Written by Windy Locke
As an avid traveler and lover of adventure, our lives changed when the world suddenly slowed down and all of our travel plans evaporated before our eyes. At first we held on to hope as plan A turned into plan B and then we watched as plan B slipped through our fingers too. I’ll be honest, there was a lot of grief in the loss of those plans. Then there was a lot of guilt for feeling grief over vacationing when there were so many more important things going on in the world.
After mourning those losses and making peace with the guilt of it all, it was time to move on and figure out what adventure could look like in a disconnected world. How can we experience wonder and adventure close to home? What new and exciting things could we learn and perhaps more importantly how do I continue to build the resilience, independence and confidence in my child that we gain so abundantly in our travels?
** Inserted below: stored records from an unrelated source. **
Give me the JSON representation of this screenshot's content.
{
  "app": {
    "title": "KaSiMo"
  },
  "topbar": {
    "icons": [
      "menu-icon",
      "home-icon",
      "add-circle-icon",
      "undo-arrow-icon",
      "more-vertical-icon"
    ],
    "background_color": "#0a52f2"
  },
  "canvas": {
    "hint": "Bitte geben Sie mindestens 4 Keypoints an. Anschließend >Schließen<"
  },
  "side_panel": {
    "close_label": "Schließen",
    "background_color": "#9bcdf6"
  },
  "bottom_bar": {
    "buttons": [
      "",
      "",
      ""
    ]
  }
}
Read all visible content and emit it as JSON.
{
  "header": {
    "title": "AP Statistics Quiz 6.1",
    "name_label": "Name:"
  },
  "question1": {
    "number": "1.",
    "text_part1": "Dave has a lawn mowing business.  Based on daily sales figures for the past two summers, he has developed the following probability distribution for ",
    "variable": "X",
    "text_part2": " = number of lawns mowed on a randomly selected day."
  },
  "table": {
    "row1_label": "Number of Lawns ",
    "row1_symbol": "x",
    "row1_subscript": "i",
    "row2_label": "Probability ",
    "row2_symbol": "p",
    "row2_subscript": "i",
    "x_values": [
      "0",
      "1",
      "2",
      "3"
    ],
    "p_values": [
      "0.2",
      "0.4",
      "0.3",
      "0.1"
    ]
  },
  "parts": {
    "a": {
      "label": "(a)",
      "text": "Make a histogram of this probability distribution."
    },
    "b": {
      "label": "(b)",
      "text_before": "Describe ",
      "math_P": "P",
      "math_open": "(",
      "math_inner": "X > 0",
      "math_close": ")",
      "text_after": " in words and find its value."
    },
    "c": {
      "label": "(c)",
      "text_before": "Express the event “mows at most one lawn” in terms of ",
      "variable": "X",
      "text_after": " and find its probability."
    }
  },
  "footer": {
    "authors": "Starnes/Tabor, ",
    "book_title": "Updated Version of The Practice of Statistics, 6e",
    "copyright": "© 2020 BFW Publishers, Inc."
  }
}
The answer, for us, took a surprisingly nostalgic turn to my own childhood. A seemingly simpler time where summers meant sprinklers and bike rides, homemade ice cream, climbing trees and back yard camping under the stars. It wasn’t just us either. My social media filled up with families enjoying learning new things and having new adventures at home together. I realized that while my world view was limited as a child, my imagination and independence was not. It takes courage to try new things and fail and get back up again. The confidence gained from mastering new skills is immeasurable. I found myself allowing extra freedoms and opportunities for independence too as I recalled the practically free-range parenting that was the norm of my childhood. While kids staying out until the street lights come on is a bit much for me and most of the parents I know today, there are lessons to be learned from that style of parenting, my friends.
I expect and hope that someday soon we will be out in the world again, discovering new places, meeting new people and trying new things in places far from home. Until then, we will take in all of the life lessons that home has to offer and try to appreciate the joy of simple and slow.